Here are just a few of the important reasons why students learn better by writing.

Deep Understanding

Writing is often seen as a necessary evil in school: you’ve got to write your papers, reports, and exams so you can pass the class, right? But there’s more to writing than meets the eye. Far from being just a necessary evil, writing allows you to delve into concepts more deeply. You engage with the material on a different level, which in turn, allows you to draw deeper conclusions and understandings.

For example, let’s say you’re learning about organic chemistry and you’ve been assigned to write an essay on the structures of various molecules. You could argue that since writing is largely based on logic and analysis, it would be best suited for the task. After all, you’ll need to be able to follow the lines of logic in your essay and support your conclusions with verifiable evidence.

This is especially important in today’s world, where factual information is often disputed. Learning to write well will help you present your point of view confidently, giving you an advantage in any argumentative writing situation. It also helps you develop your critical thinking skills, which are valuable throughout life.

Creative Thinking

This one might sound a little bit redundant with the previous point, but let’s look at it from a different angle. Creative thinking is important because it helps you find new ways of looking at things, people, and situations. When you’re presented with a problem, you should absolutely be able to come up with multiple solutions. And when you’re presented with an opportunity, you should be able to think of multiple ways in which you could achieve your goal.

Writing allows you to do this through a process known as brainstorming. In brainstorming, you literally write down all the ideas that come to mind. You may put these ideas on paper or on a white board in your classroom. Then, you discuss each idea with the other members of your group, allowing you to sift through the ideas, find the best ones, and build on them.

This process is called associative thinking, and it’s an important part of being creative. Associative thinking helps you connect seemingly unconnected ideas and find new relationships between them. For example, let’s say you’re trying to find the best approach to engage your students in your English course. You could connect literature and songs with your coursework, using the theme “Speak With Signs” to inspire your students. You might read a famous poem or play and use it as a springboard to teach your students about literary form.

Through writing, you can apply your critical thinking skills to new situations. This opens up a world of new possibilities for you to explore, experiment with, and eventually, master.


Writing is important because it allows you to express yourself creatively. This isn’t always the case, of course, but as a general rule, the more you write, the more you’ll be able to express yourself. If you have a good writing style, this will naturally come through. It’s also important to remember that every individual has the right to express themselves, so long as they’re not hurting someone else or breaching any laws. This is why school administrations may not always support students’ creative impulses.

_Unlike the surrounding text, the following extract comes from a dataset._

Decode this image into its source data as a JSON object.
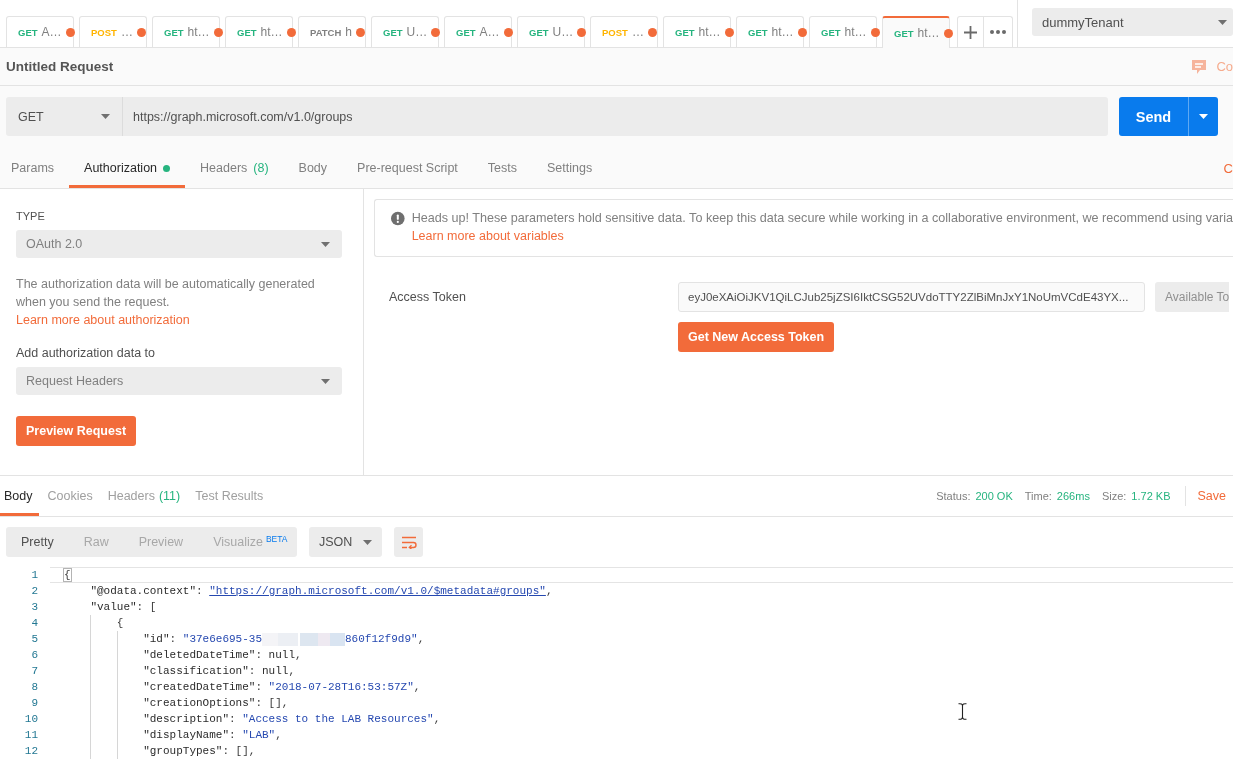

When you write, you’re freeing your mind of any previous thoughts and ideas. You’re giving yourself a chance to generate new content and build a new vocabulary. This is important because the more you know, the more you understand. In the same way, the more you write, the more you’ll be able to understand relationships and concepts that you didn’t see before. In other words, it’s like you’re expanding your mind, learning new things.

In a nutshell, writing is important because it allows you to learn in different ways. Whether you prefer a hands-on learning experience or you’d rather do your learning remotely, writing allows you to explore and find the best approach for you. So, the next time someone asks you why you should learn something, it might be worth mentioning that you could potentially learn better by writing about it. At the very least, it’s something new that you could explore and add to your repertoire.